QuickTime flaw adds to Apple's woes

QuickTime flaw adds to Apple's woes

Exploit especially dangerous for Firefox users

Apple has been presented with yet another security headache by an independent researcher.

Krystian Kloskowski has posted a proof-of-concept exploit for a vulnerability in Apple's QuickTime multimedia software.

The researcher said that a successful attack could enable the remote execution of malicious code.

The exploit targets a flaw in the way QuickTime handles information for streaming media files.

Malformed data could be hidden within a streaming media file to trigger a buffer overflow error, which could allow the attacker to access the system with the privileges of the current user.

Even an unsuccessful attack could crash the QuickTime player, according to Kloskowski.

The exploit exists only as a proof-of-concept sample to verify the existence of the flaw. There have been no reports of any attacks targeting the vulnerability.

Many users will be comforted to know that their choice of browser could prevent the attack. Researchers at Symantec have found that Internet Explorer 6 and 7 do not allow the exploit to run.

The latest beta of Safari for Windows is also protected, but Mozilla's Firefox browser remains vulnerable to the attack.

"Firefox users are more susceptible because Firefox farms off the request directly to the QuickTime player as a separate process outside its control," says Symantec researcher Elia Florio.

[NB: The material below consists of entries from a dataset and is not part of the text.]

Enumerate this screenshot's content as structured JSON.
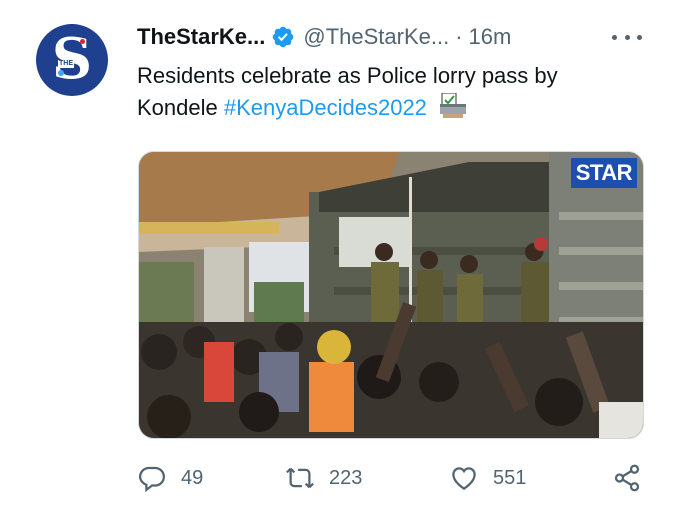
{
  "account": {
    "name": "TheStarKe...",
    "handle": "@TheStarKe...",
    "separator": "·",
    "time": "16m",
    "avatar_letter": "S",
    "avatar_small_text": "THE",
    "brand_color": "#1f3f8f",
    "verified_icon": "verified-badge-icon"
  },
  "tweet": {
    "text_line1": "Residents celebrate as Police lorry pass by",
    "text_line2": "Kondele",
    "hashtag": "#KenyaDecides2022",
    "emoji_icon": "ballot-box-icon",
    "link_color": "#1d9bf0"
  },
  "media": {
    "badge": "STAR",
    "badge_color": "#1c4fae"
  },
  "actions": {
    "replies": "49",
    "retweets": "223",
    "likes": "551",
    "reply_icon": "reply-icon",
    "retweet_icon": "retweet-icon",
    "like_icon": "heart-icon",
    "share_icon": "share-icon"
  }
}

"As a result, the current version of the exploit works perfectly against Firefox if users have chosen QuickTime as the default player for multimedia formats."

Florio warned that attackers may adjust the exploit to work in other browsers, and advised users to adjust their firewalls to block outbound traffic from TCP 554 and avoid following untrusted links.

This latest vulnerability comes at a difficult time for Apple on the security front. Researchers blasted the company earlier this month for shortcomings in the firewall on the new MacOS X Leopard operating system.

Apple issued a fix, but a few days later researchers found that the company had left open a flaw in Leopard's Mail application that had been previously patched.

Meanwhile, a Trojan targeting Mac users has continued to flourish on fake codec sites.